'Meet Rajnesh Singh - Delhi’s very own ‘Living Statue’ or ‘Real Goldy Statue Artist’ who can be seen in the popular Connaught Place, entertaining or amusing people by pretending to be a statue. Born in Aligarh, Uttar Pradesh, Rajnesh always wanted to be an actor, and though he couldn’t get a break through his auditions in Mumbai, the city introduced him to this art form. Having had to get into this line of work out of necessity, his sole desire remains to become a small-time actor. Rajnesh, who earns somewhere between 300-500 a day, is slowly gaining popularity on through his own YouTube channel!' Read more

'He made history by being the first officer to land on the almost insurmountable Siachen Glacier to officially mark the beginning of the Indian control of the glacier. Meet General Sanjay Kulkarni. On April 13, 1984 "Operation Meghdoot”, one of the most challenging operations in the history of the world, was launched with an aim to deny Pakistan aggressors to take control of the Saltoro Ridge in the Siachen Glacier.' Read more

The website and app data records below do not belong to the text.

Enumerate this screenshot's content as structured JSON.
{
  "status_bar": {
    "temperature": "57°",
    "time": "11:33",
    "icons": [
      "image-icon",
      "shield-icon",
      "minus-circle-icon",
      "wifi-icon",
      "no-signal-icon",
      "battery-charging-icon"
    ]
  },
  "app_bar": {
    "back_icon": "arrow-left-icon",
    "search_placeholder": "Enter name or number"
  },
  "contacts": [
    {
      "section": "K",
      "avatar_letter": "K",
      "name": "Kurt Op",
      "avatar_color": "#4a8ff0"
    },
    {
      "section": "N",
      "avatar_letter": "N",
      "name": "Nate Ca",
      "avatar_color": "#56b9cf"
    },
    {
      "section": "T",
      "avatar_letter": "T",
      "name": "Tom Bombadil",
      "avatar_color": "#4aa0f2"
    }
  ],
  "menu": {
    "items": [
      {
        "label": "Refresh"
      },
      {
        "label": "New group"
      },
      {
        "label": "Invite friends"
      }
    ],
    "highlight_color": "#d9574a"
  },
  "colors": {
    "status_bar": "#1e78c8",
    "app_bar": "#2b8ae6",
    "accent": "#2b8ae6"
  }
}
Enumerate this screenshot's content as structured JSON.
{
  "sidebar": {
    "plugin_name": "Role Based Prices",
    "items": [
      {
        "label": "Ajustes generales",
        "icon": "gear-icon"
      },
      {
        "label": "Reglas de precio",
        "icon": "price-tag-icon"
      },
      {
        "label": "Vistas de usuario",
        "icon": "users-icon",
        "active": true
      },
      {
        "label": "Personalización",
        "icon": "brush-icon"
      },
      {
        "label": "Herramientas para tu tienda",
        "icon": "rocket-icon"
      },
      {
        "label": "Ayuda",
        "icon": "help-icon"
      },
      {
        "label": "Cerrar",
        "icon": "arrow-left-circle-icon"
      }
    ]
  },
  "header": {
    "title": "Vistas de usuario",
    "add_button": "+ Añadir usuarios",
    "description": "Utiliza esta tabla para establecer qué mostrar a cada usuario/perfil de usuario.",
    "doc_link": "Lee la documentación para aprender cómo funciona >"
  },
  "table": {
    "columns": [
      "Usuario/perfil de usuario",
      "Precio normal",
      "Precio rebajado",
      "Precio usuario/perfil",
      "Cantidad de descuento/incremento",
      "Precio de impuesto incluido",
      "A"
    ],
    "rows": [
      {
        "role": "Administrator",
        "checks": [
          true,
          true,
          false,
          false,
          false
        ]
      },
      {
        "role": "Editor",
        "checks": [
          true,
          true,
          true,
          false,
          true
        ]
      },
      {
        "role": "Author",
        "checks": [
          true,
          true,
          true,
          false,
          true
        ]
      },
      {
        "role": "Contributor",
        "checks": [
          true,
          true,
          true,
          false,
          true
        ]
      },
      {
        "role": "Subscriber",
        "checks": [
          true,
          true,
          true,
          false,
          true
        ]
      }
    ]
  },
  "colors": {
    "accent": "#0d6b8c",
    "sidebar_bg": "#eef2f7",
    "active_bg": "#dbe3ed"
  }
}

'For 15 agonising years, Charu Khurana could not officially do makeup for any Indian film, commercial, or television, thanks to a sexist rule that barred women from becoming members of the Cine Costume and Make-Up Artists and Hair Dresser Association and, thus, working legally in those professions. After more than a century of the Bollywood film industry's existence, she broke through that glass ceiling when the union agreed to give her membership. But this came only after the Supreme Court stepped in twice.' Read more

'In the sweltering heat of Delhi, Mohammad Rafiq, a Bhishti, or ‘Mashak wala’, provides water to people and keeps the surroundings cool by sprinkling water. They do so by carrying a mashak which is a bag made of goat-skin, which helps keep the water cold. Rafiq was ‘almost’ born into this profession, as his ancestors were all ‘mashak walas’. His father was too poor to provide him with an education, but he would earn enough to make ends meet. It is a dying profession and he is certain that it’s the last generation involved in this profession. He hopes one of his children joins the army, later on in life.' Read more